The last mile delivery costs in retail are very high. While Amazon can manage these costs at their scale and operate at razor thin margins, retailers found it very hard to operate their own network of warehouses and manage last mile delivery profitably. For retailers that have a large store foot-print, a viable option.

Complexity of Store Wise Fulfilment.

Customers can think of a product that they need and have that product delivered to their home within the same day, or within the next day

With the inventory in stores now catering to both online and offline demands, the inventory problems suddenly changed. Suddenly retailers need to start asking questions like “Where does demand originate from?” and “Where should that demand be fulfilled from?”

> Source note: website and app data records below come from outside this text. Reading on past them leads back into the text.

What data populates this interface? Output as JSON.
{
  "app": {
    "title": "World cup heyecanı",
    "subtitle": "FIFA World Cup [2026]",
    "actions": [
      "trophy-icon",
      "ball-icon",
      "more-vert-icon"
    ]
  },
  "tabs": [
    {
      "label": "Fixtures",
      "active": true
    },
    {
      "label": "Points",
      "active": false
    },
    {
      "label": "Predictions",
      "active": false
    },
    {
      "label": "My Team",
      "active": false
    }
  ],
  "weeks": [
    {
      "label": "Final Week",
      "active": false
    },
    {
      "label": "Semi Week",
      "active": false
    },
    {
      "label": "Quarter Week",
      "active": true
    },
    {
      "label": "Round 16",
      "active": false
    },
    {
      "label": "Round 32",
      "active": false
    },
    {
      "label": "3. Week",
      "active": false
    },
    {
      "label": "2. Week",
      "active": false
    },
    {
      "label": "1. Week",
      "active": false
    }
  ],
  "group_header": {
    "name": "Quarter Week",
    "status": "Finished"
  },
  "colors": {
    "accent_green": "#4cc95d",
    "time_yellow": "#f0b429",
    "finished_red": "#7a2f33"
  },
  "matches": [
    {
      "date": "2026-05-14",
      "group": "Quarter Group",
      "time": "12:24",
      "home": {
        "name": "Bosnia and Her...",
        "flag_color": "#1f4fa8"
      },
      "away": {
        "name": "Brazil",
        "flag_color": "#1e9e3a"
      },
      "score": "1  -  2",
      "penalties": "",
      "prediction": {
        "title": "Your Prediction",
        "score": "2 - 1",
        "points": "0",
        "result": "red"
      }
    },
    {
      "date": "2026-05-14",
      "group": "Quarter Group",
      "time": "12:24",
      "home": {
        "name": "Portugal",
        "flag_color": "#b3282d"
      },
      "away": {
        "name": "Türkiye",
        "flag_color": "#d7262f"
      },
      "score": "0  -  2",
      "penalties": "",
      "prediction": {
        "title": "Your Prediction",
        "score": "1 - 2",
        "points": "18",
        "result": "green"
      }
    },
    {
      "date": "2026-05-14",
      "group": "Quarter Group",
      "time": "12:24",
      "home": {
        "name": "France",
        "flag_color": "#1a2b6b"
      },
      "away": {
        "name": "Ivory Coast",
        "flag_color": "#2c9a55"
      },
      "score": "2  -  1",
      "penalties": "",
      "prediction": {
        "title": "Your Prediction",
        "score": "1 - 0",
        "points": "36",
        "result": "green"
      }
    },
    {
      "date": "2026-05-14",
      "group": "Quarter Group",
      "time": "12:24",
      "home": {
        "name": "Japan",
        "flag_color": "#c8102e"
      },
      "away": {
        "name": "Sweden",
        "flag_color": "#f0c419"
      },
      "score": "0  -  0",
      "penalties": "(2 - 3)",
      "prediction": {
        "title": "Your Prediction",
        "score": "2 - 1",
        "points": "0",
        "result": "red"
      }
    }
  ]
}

While the order was bought online, retailers need to know what happens to inventory when it’s fulfilled in the store. There needs to be a means to make sure there’s enough inventory in the stores to fulfil orders that originate via the website, as well as support foot traffic.

Suddenly, retailers are also deliberating on aspects like:

●      “How do I keep inventory in sync between two different systems”

●      “Do I need to block inventory for a channel or shall I keep the inventory combined”

●      “If my store staff focuses on packing and dispatching online orders, how will that impact service of my retail stores?”

●      “Where is online demand coming from. Are these offline customers or are these new customers?”

●      “I don’t want to run out of stock for walk-in demand, when shall I take the products out from the online website and vice-versa”

Right hand needs to talk to the left hand.

There is only one customer and there is only one inventory which has the sole purpose for fulfilling customer demand.

Retailers can’t operate in silos anymore. There is only one customer and there is only one inventory which has the sole purpose for fulfilling customer demand. At the same time, they can’t maintain poor service levels in both online and offline channels.

The online traffic strategy needs to talk to the inventory placement at stores. Imagine if there is a promotion planned on the website which offers a  20% discount on purchase of 500$ or more in Women’s Footwear which leads to a surge in online demand. If the stores are not beefed up with higher inventory before starting the offer, customers walking in the stores will be seeing empty shelves. Or let’s say due to spike in traffic if the store staff is busy in packing and dispatching online orders, they will not be able to attend offline customers.

Need for understanding the demand origination is also important

The current systems used by retailers are geared to only forecast demand increase or decrease of demand.

The current systems used by retailers are geared to only forecast demand increase or decrease of demand (can be online or offline) using different types of statistical models. They can’t suggest inventory placement strategies based on where the new online demand is originating from. For example, the inventory placement strategy in the following 2 cases will be very different:

●      Case 1: The new online demand is coming from a new customer which you have been able to acquirebecause of online channel (customer farther away from the store, who may not be awalk-in customer)

●      Case 2: The new online demand is converted from offline to online demand. Customer that stays in a nearbyarea.

In the first case, the demand is coming from a new customer acquired and the system should suggest increasing inventory at stores, while in the second case the system should not increase any inventory at the stores.

Need for a New Inventory Optimization System in the Omnichannel paradigm.

...need to optimize inventory placement in the network to cater to both online and offline demand to customer...

The new systems need to optimize inventory placement in the network to cater to both online and offline demand to customers, and ensure the two channels work at minimum service levels. The system needs a better understanding of where the demand is originating from to better align inventory placement.

Needless to say the system objective still remains the same – optimize sales and increase service levels to customers while maximizing system sales.